Apple's New iPhone Could Have Facial Recognition, Rumors Swirl
The rumor mills have been buzzing since Business Insider reported that future iPhones could have an external facial recognition system.
A research note given to clients by Cowen and Company said the iPhone 8 (or "iPhone 10" according to the document) could come with a "form of facial/gesture recognition."
The note continues to describe other possible features, the note written by analyst Timothy Arcuri:
"Other features appear to include some form of facial/gesture recognition supported by a new laser sensor and an infrared sensor mounted near the front-facing camera and, as expected, should also finally include wireless charging."
We can safely piece together some clues to back up this rumor. In 2013, Apple bought Primesense. The infrared sensor company hasn't had much of a role in Apple products yet. If this laser sensor became a reality, Primesense could be the driving force behind the technology.
What could this be used for? If Apple does, in fact, include the feature, we might be unlocking our phones by a simple facial scan. Gesture recognition could mean we swipe through without actually touching our screens. What would this mean for Apple's fledgling and mysterious glasses project?

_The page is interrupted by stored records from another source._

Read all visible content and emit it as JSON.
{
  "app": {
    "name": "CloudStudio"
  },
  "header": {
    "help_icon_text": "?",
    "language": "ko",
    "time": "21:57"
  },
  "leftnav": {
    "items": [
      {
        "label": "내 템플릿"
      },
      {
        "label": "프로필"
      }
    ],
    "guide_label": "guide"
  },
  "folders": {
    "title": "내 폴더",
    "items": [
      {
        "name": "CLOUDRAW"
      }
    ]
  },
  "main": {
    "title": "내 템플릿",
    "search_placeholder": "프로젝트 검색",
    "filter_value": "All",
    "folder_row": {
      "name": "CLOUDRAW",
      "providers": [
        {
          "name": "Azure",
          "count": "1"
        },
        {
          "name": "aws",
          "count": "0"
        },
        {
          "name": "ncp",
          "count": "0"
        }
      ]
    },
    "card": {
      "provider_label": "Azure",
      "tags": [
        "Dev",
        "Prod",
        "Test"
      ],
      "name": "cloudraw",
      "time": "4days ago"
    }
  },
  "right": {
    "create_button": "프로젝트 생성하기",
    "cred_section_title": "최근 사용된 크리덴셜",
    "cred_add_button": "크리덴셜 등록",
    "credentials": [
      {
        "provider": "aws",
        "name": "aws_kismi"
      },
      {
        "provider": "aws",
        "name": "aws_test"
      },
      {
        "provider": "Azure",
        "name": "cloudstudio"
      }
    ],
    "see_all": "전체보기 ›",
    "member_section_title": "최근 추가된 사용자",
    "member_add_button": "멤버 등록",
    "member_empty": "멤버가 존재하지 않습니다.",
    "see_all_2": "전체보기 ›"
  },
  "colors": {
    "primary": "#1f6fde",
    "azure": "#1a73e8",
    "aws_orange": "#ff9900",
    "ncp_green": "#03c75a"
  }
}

This system differs from the iOS 10 update which allows an iPhone to categorize your photos by the people in them automatically. However, Apple CEO Tim Cook noted last year that the company wants to expand into augmented reality tech. The facial recognition feature could easily be a feature of these innovations.
[Image Source: Wikipedia Creative Commons]
Whatever the changes, expect them to be large and making headlines. Apple announced in October last year that they suffered their first overall decline in sales since 2001. While software sales grew, hardware sales stagnated and one of the biggest issues came from iPhone sales.
Currently, the new iPhone is expected to launch in September this year.
SEE ALSO: It's Been 10 Years Since iPhone Revolutionized the Mobile Industry
We had the chance to speak to Dr. Stiavelli, the head of NASA’s James Webb Space Telescope project